- _YOUR INSTRUCTIONS_
Match the word "SiestaBarbie". Return each line of the data below where it appears.

- _RECORDS PROVIDED_
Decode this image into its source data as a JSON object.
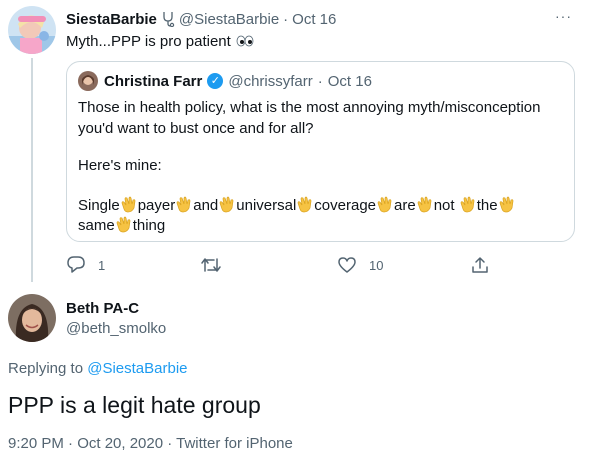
{
  "tweet1": {
    "display_name": "SiestaBarbie",
    "handle": "@SiestaBarbie",
    "separator": "·",
    "date": "Oct 16",
    "text": "Myth...PPP is pro patient",
    "more": "···",
    "quoted": {
      "display_name": "Christina Farr",
      "handle": "@chrissyfarr",
      "separator": "·",
      "date": "Oct 16",
      "line1": "Those in health policy, what is the most annoying myth/misconception",
      "line2": "you'd want to bust once and for all?",
      "line3": "Here's mine:",
      "words_row1": [
        "Single",
        "payer",
        "and",
        "universal",
        "coverage",
        "are",
        "not",
        "the"
      ],
      "words_row2": [
        "same",
        "thing"
      ]
    },
    "actions": {
      "reply_count": "1",
      "retweet_count": "",
      "like_count": "10"
    }
  },
  "tweet2": {
    "display_name": "Beth PA-C",
    "handle": "@beth_smolko",
    "replying_prefix": "Replying to",
    "replying_handle": "@SiestaBarbie",
    "text": "PPP is a legit hate group",
    "timestamp": "9:20 PM · Oct 20, 2020 · Twitter for iPhone"
  },
  "colors": {
    "accent": "#1d9bf0",
    "muted": "#536471",
    "border": "#cfd9de",
    "clap": "#f6c343"
  }
}
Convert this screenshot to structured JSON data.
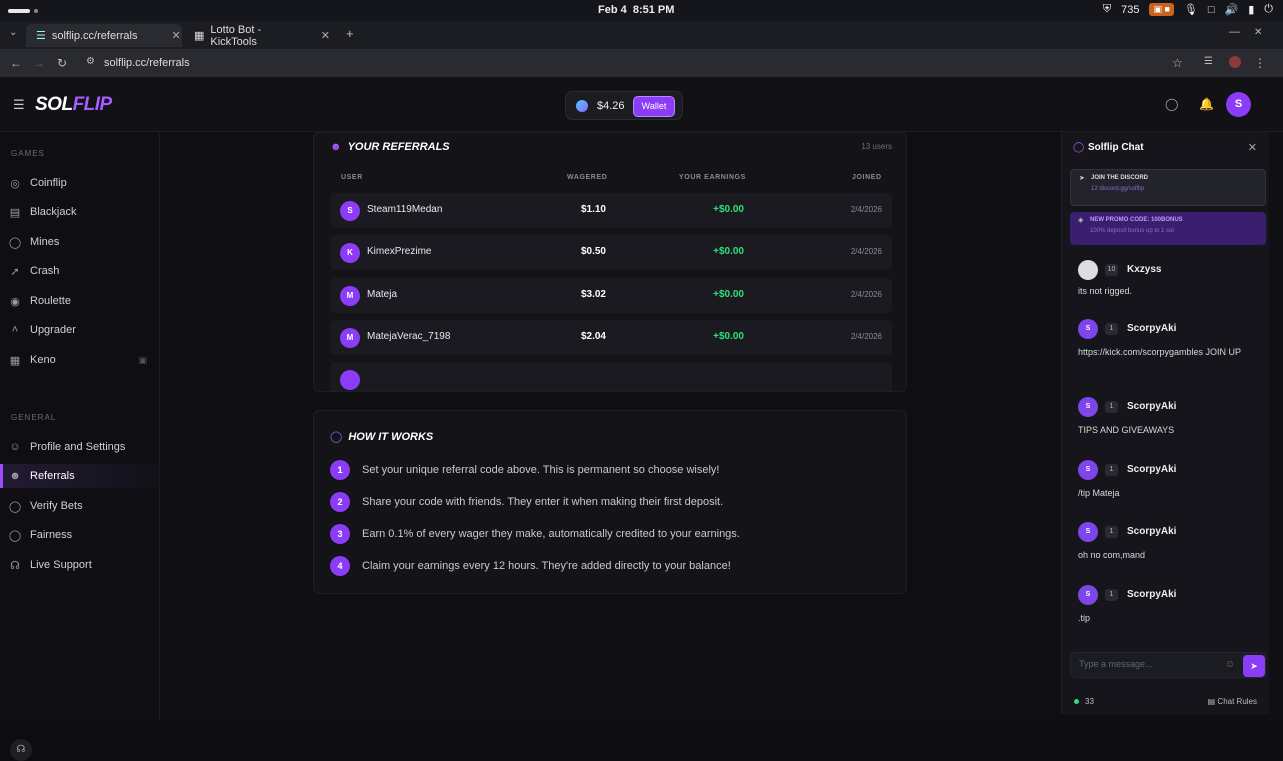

- _EXERCISE RESPONSE_
    "display_name": "SiestaBarbie",
    "handle": "@SiestaBarbie",
    "replying_handle": "@SiestaBarbie",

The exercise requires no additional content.